### [What you need to do]
Could each record be restated word for word?

### [The data]
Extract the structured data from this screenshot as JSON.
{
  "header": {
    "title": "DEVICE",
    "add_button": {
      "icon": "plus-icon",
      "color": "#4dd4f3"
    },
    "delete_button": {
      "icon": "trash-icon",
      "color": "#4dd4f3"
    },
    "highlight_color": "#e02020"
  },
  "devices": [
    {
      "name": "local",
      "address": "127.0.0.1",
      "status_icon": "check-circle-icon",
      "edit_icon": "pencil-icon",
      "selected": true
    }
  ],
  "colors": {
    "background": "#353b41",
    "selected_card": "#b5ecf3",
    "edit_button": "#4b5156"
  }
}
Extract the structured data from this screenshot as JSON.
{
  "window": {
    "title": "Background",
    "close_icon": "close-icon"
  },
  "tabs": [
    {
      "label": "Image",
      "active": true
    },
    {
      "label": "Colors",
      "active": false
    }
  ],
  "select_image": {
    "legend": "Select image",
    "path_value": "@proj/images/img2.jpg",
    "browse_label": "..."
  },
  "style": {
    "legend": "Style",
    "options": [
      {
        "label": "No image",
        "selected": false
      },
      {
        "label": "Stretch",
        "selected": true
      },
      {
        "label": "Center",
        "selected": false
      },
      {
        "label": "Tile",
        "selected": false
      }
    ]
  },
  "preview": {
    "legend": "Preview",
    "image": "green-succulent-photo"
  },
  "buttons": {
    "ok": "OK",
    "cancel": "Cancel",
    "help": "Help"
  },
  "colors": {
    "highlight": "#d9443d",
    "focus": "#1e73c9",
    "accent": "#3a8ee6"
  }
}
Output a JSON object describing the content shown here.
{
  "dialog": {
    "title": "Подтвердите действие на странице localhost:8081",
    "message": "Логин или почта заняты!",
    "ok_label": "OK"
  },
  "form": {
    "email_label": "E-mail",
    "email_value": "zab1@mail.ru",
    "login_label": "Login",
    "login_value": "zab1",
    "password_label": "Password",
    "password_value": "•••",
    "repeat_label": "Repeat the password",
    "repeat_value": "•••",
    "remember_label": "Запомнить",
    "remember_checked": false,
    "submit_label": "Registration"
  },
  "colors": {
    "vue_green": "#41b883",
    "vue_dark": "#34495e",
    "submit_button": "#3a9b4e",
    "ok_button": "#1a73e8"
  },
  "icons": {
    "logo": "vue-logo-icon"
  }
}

### [Solution to the problem]
Extract the structured data from this screenshot as JSON.
{
  "header": {
    "title": "DEVICE",
    "add_button": {
      "icon": "plus-icon",
      "color": "#4dd4f3"
    },
    "delete_button": {
      "icon": "trash-icon",
      "color": "#4dd4f3"
    },
    "highlight_color": "#e02020"
  },
  "devices": [
    {
      "name": "local",
      "address": "127.0.0.1",
      "status_icon": "check-circle-icon",
      "edit_icon": "pencil-icon",
      "selected": true
    }
  ],
  "colors": {
    "background": "#353b41",
    "selected_card": "#b5ecf3",
    "edit_button": "#4b5156"
  }
}
Extract the structured data from this screenshot as JSON.
{
  "window": {
    "title": "Background",
    "close_icon": "close-icon"
  },
  "tabs": [
    {
      "label": "Image",
      "active": true
    },
    {
      "label": "Colors",
      "active": false
    }
  ],
  "select_image": {
    "legend": "Select image",
    "path_value": "@proj/images/img2.jpg",
    "browse_label": "..."
  },
  "style": {
    "legend": "Style",
    "options": [
      {
        "label": "No image",
        "selected": false
      },
      {
        "label": "Stretch",
        "selected": true
      },
      {
        "label": "Center",
        "selected": false
      },
      {
        "label": "Tile",
        "selected": false
      }
    ]
  },
  "preview": {
    "legend": "Preview",
    "image": "green-succulent-photo"
  },
  "buttons": {
    "ok": "OK",
    "cancel": "Cancel",
    "help": "Help"
  },
  "colors": {
    "highlight": "#d9443d",
    "focus": "#1e73c9",
    "accent": "#3a8ee6"
  }
}
Output a JSON object describing the content shown here.
{
  "dialog": {
    "title": "Подтвердите действие на странице localhost:8081",
    "message": "Логин или почта заняты!",
    "ok_label": "OK"
  },
  "form": {
    "email_label": "E-mail",
    "email_value": "zab1@mail.ru",
    "login_label": "Login",
    "login_value": "zab1",
    "password_label": "Password",
    "password_value": "•••",
    "repeat_label": "Repeat the password",
    "repeat_value": "•••",
    "remember_label": "Запомнить",
    "remember_checked": false,
    "submit_label": "Registration"
  },
  "colors": {
    "vue_green": "#41b883",
    "vue_dark": "#34495e",
    "submit_button": "#3a9b4e",
    "ok_button": "#1a73e8"
  },
  "icons": {
    "logo": "vue-logo-icon"
  }
}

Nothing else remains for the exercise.